Task statement —
For the entries that follow, count the lines containing the string "dependency" and write only the number.

[Website and app data records]

------------------------------------------------------------------------

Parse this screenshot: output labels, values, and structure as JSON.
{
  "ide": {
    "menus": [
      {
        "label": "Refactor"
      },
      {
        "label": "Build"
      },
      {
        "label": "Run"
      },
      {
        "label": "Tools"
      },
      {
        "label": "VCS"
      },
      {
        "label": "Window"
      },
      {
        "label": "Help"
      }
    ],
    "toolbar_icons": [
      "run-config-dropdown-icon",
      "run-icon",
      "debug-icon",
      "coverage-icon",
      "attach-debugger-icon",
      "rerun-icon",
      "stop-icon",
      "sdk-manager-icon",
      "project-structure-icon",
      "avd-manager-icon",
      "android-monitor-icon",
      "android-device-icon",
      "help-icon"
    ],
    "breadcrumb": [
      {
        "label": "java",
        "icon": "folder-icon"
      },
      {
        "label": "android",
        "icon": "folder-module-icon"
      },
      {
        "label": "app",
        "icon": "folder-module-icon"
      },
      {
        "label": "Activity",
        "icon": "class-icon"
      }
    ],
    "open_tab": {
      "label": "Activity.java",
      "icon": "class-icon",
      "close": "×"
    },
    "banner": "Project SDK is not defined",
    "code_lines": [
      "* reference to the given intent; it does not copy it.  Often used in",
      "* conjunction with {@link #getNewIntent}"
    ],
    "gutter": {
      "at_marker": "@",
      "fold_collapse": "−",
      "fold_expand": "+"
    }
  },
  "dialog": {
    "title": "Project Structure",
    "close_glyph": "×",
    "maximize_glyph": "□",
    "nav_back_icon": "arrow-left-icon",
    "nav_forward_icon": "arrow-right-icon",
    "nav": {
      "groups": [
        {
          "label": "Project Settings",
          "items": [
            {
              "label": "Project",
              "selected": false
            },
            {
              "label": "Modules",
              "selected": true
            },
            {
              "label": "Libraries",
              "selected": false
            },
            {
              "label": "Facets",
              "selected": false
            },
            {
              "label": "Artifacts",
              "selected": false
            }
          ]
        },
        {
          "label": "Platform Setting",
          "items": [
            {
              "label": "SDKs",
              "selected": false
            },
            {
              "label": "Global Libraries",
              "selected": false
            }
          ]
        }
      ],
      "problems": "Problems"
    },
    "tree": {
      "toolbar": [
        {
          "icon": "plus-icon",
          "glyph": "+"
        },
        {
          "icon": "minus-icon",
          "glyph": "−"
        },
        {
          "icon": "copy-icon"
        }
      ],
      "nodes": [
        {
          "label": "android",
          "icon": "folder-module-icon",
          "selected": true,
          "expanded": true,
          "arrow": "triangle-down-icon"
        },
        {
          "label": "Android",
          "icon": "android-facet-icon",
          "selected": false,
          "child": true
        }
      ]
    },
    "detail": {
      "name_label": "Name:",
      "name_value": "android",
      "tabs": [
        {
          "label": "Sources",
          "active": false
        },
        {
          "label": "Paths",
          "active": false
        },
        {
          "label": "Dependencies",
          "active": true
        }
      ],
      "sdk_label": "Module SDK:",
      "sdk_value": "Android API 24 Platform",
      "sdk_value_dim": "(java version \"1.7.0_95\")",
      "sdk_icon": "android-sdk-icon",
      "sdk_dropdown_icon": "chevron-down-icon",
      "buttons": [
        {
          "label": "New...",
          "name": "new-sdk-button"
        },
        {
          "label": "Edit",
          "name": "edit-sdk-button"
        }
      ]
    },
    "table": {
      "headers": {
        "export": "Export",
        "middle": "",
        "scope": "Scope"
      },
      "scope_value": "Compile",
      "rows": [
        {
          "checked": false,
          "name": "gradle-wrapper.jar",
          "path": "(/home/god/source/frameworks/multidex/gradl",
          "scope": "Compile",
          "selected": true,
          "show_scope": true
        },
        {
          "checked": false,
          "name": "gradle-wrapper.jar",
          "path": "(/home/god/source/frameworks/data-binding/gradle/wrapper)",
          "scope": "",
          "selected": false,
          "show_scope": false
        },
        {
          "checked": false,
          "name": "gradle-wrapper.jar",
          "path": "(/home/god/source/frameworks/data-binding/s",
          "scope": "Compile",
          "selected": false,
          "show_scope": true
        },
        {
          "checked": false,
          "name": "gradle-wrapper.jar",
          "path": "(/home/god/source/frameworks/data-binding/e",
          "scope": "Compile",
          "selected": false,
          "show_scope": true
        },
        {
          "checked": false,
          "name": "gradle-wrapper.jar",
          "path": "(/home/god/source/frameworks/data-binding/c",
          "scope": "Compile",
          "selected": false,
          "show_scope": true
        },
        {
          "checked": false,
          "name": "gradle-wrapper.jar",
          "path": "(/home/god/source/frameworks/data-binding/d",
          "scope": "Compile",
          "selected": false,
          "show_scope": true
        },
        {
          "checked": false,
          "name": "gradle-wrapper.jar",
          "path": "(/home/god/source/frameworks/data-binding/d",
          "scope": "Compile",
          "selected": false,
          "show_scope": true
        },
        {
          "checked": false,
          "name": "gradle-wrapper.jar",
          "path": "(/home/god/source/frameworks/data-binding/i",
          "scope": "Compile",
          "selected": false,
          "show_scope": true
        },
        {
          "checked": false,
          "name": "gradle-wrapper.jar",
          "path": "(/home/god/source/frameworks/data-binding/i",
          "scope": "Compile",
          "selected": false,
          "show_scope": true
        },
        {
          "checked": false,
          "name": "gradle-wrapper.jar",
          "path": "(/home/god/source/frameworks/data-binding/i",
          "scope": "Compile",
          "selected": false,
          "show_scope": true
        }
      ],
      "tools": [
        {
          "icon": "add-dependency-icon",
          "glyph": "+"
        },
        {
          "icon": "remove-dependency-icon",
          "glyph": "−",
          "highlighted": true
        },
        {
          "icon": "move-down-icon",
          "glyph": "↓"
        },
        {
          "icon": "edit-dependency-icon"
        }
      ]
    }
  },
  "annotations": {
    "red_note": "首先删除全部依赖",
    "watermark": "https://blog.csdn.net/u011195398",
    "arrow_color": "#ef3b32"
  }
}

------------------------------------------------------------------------

Problem solution —
3